MATERIALS: 1 x BBC micro:bit, 1 x Micro USB cable, 1 x Breakout board, 1 x Octopus LED, 1 x Moisture Sensor


  • Get to know the Octopus LED and Soil Moisture Sensor
  • Learn basic statistics
  • Make something using the moisture sensor

Step 1 – Components

First of all, plug in the soil moisture sensor. Ensure the colours match and take note of what pin you plug them into as it will be relevant later.

Next, plug in the Octopus LED. Any of the three slots should do.

Step 2 - Pre-coding

We'll need to add a package of code to be able to use our kit components. Click on Advanced in the Code drawer to see more code sections and look at the bottom of the Code Drawer for Add Package.

This will open up a dialog box. Do a search for tinkercademy or just tinker. Click on the search icon  or press enter, then click on tinkercademy-tinker-kit.

Note: If you get a warning telling you some packages will be removed because of incompatibility issues, either follow the prompts or create a new project in the Projects file menu.

Click on Tinkercademy or OLED inside the Code Drawer to find our custom blocks for the various components in your kit

Step 3 – Coding

First of all, initialise the OLED using blocks in the OLED section as shown in the picture

This part of the code allows the soil moisture sensor to measure and record down the electrical conductivity between the two fingers every few seconds for about a minute. Then, it calculates the average. This is the “calm” value, when the user has not told any lies.

This part of the code calculates the standard deviation of the readings obtained in that first minute. The standard deviation indicates how varied the readings were. A larger standard deviation means more variance in the readings. The “Math.sqrt” block square roots the given value and was added in Javascript.

After the initial readings have been made and recorded, the moisture sensor now measures the average electrical conductivity over five seconds. If it is higher than the average added to the standard deviation, we can conclude that the user has an abnormally high electrical conductivity and is thus lying. Then, the LED screen would show an “X”shape.


Step 4: Using It

First of all, you will have to attach your each prong of the soil moisture sensor to one of your fingers. Personally, I found that using rubber bands was a simple and effective way to do so. You can experiment with different methods, such as using crocodile clips or tape.

Now, turn on the device. The device will record the electrical conductivity of your skin under calm circumstances. Then, it will give the average value and its standard deviation.

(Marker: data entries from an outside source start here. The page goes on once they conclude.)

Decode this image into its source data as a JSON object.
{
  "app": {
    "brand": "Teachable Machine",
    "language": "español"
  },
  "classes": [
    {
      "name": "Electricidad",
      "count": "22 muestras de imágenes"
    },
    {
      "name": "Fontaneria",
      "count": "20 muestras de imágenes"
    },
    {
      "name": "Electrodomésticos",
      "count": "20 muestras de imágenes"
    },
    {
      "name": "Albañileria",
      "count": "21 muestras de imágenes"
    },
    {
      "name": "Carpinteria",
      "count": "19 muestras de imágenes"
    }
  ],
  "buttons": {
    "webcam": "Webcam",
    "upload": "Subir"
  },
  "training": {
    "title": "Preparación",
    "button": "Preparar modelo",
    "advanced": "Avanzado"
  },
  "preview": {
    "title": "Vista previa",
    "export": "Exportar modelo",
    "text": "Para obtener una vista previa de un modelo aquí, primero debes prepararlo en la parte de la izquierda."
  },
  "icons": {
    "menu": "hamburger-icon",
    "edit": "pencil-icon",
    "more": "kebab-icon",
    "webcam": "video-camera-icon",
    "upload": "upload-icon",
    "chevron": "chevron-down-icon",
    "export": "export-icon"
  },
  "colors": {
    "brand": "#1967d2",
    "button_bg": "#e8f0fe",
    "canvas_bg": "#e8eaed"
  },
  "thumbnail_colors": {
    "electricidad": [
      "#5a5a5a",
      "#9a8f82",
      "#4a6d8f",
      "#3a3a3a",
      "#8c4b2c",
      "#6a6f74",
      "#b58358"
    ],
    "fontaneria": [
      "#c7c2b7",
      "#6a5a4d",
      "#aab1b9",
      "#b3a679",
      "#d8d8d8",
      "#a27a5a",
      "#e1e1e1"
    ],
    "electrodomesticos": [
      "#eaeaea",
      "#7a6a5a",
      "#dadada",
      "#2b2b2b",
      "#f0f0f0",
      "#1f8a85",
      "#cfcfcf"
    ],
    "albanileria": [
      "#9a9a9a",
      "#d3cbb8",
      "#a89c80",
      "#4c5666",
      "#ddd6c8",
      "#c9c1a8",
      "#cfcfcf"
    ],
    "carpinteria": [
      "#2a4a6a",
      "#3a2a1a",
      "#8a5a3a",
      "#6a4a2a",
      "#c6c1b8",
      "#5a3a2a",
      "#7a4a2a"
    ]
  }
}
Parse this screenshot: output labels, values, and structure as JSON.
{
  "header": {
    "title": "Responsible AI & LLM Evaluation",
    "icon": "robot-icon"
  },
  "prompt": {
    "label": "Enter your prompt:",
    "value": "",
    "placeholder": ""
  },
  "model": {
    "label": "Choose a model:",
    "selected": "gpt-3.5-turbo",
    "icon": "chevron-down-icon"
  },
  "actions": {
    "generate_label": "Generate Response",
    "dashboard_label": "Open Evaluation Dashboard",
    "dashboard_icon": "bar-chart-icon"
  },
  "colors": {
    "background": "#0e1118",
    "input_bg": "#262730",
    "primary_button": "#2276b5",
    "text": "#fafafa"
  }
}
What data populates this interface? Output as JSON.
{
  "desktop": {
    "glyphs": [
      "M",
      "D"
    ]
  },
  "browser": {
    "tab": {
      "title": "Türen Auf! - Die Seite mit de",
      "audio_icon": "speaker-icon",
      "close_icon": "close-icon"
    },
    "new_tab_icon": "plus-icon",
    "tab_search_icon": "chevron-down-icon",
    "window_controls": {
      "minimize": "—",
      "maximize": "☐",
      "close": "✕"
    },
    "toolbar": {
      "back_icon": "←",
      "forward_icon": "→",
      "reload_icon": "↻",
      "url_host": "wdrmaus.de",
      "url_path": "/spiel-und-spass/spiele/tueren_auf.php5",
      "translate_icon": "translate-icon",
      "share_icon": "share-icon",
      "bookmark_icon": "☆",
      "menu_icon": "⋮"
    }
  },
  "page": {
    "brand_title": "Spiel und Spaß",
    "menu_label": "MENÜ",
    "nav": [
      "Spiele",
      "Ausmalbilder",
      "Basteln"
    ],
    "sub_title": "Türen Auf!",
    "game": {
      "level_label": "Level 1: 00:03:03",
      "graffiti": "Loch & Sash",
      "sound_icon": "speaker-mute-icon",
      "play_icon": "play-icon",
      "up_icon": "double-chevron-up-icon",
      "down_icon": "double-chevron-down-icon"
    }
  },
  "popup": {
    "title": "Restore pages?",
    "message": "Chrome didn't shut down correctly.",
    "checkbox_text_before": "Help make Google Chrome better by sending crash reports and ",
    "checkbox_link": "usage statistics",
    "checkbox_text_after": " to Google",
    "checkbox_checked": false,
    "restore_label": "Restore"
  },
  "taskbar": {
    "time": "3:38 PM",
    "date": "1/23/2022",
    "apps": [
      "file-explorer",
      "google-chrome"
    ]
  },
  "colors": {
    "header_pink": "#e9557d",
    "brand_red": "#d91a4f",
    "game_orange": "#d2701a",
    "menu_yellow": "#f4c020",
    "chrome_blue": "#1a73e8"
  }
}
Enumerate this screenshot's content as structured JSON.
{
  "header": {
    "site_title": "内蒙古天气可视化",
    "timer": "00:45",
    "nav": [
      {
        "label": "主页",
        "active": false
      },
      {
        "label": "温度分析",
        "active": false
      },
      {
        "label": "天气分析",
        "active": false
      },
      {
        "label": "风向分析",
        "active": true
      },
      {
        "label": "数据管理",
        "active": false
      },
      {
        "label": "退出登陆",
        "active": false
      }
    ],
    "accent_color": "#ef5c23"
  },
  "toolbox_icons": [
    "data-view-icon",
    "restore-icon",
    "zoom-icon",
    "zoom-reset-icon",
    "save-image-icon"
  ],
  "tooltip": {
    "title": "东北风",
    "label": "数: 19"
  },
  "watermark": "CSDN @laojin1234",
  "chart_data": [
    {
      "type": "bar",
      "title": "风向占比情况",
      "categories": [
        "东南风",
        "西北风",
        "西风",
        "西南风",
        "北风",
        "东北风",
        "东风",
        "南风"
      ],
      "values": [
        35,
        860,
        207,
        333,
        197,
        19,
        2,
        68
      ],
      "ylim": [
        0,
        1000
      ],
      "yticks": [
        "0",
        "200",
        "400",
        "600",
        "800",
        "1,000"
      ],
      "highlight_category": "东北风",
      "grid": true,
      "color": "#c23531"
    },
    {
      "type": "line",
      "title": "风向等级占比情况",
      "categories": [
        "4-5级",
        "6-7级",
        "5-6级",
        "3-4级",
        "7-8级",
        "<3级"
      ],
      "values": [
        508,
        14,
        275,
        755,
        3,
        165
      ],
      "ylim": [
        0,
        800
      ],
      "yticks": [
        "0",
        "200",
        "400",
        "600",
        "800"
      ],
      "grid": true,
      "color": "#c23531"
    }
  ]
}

After the initial readings have been made, ask away! Should the person lie, he will become nervous and the device can pick up on that, resulting in a cross being displayed.

Step 5 – Success!

Voila! Now you can tell truth from lies with ease using this machine.